Up and coming musician, singer and songwriter Aaron Gabriel of Chewelah, shares his perspective on creating that perfect song, a plethora of which can be found on his new album, “An Uninvited Guest.” Gabriel will celebrate his CD release with a live performance Saturday, Dec. 29 from 2 p.m. to 4 p.m. at the Chewelah Civic Center. Admission is free and CDs and posters will be available for purchase.
The album is also available on Amazon, CD Baby, iTunes and Spotify.
For more information, go to www.aarongabriel.net .
Name: Aaron Gabriel
Tell us about your album "An Uninvited Guest." Where did you get the inspiration for it?
The inspiration for "An Uninvited Guest" came after an ex¬tended period of writer's block, during which I wasn't sure I was going to ever write another song. Thankfully, that didn't happen, and I found myself writing songs at a pretty rapid pace. This al¬bum is just the first handful -- there's plenty more to follow.
How would you describe your sound to someone who has yet to hear your music?
I would describe my music as either alternative/contemporary folk, or acoustic pop. It centers primarily around an acoustic guitar, but with a lot of different instruments layered over the top. I also have a fondness for harmonies, because I like the way they fill out a song.
How many instruments do you play and which one presents the greatest satisfaction and challenge for you?
I dabble with a few instruments on this album: guitar, banjo, harmonica, mandolin, oud (a Middle Eastern stringed instru¬ment), concertina, and ukulele.
The oud presents the greatest challenge for me, because it is a really complicated instrument to play. But it sounds awesome. The greatest satisfaction comes from my ukulele: my wife gave it to me last Christmas, and I was so pleased to have written a song to play it on. It's a lot of fun.
Growing up, what kind of influence did music have on your life?
Music has a huge influence on my life. Growing up with a lot of older brothers, I was exposed to a lot of different types of mu¬sic -- my earliest influences involve a strange combination of Don McLean, REM, and Van Morrison.
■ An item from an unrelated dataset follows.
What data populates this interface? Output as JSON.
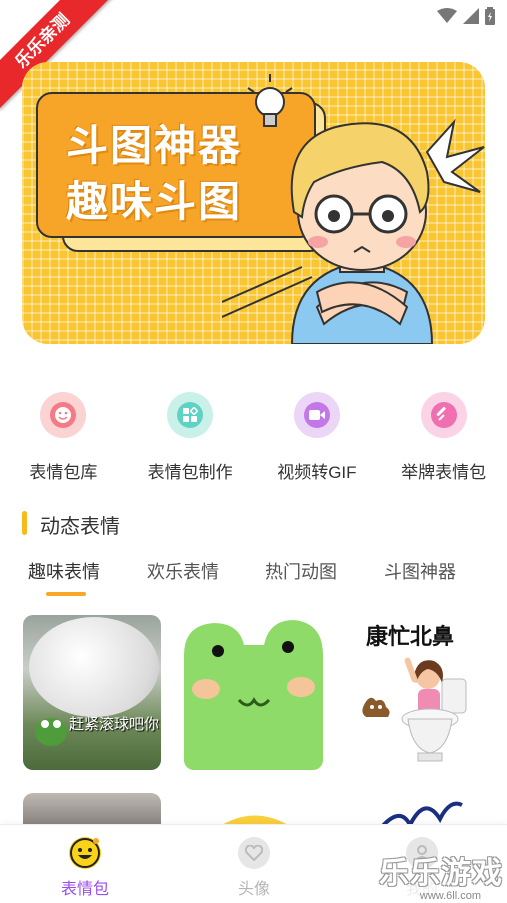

I've always been drawn to the music that makes you think, that has deep meaning to it. It's almost like figuring out an inside joke only a select few get to be a part of.
Your website tagline is "A singer you can bring home to mother." What's the story behind that?
I used to be in a band years ago, and we called ourselves "The band you can bring home to mother." We were young, didn't smoke or drink or anything like that, and it was catchy. The band is no more, but I always liked the line. And I really am someone you could bring home to mother: I don't smoke, I don't do drugs, I rarely drink, and I don't use profanity in my songs. I'm also really, really adorable.
What's your song writing process like?
It varies: sometimes I get a melody going in my head, so I fig¬ure out the music and add words to it. And sometimes it's backwards from that, where I have the words first and have to come up with the music around it.
If you had to pick your favorite songs off your album, which ones would they be and why?
I'm fond of "Lovesick Blues," because I get to sing with the amazing Molly Kate Andrews. I'm also rather fond of "Senorita in the Sunshine," for a couple of reasons: my wife sings harmonies, as do some friends of ours, Megan and Molly Kate Andrews. And the song is about another friend we all have, so it has a sort of family feeling to it.
How would you like to see your craft evolve in the future?
Have it be more lucrative, perhaps? But beyond that, I have some ideas: I've started experimenting with drum loops, which adds a really interesting element that I didn't quite expect, but I'm really enjoying. I'm also hoping to collaborate more with Molly Kate, because she has a fantastic voice, and makes me sound so much better! And I'd like to get a better grasp on my other instruments, and maybe get some more. I really shouldn't get any more instruments, but it's kind of an addiction. I need help.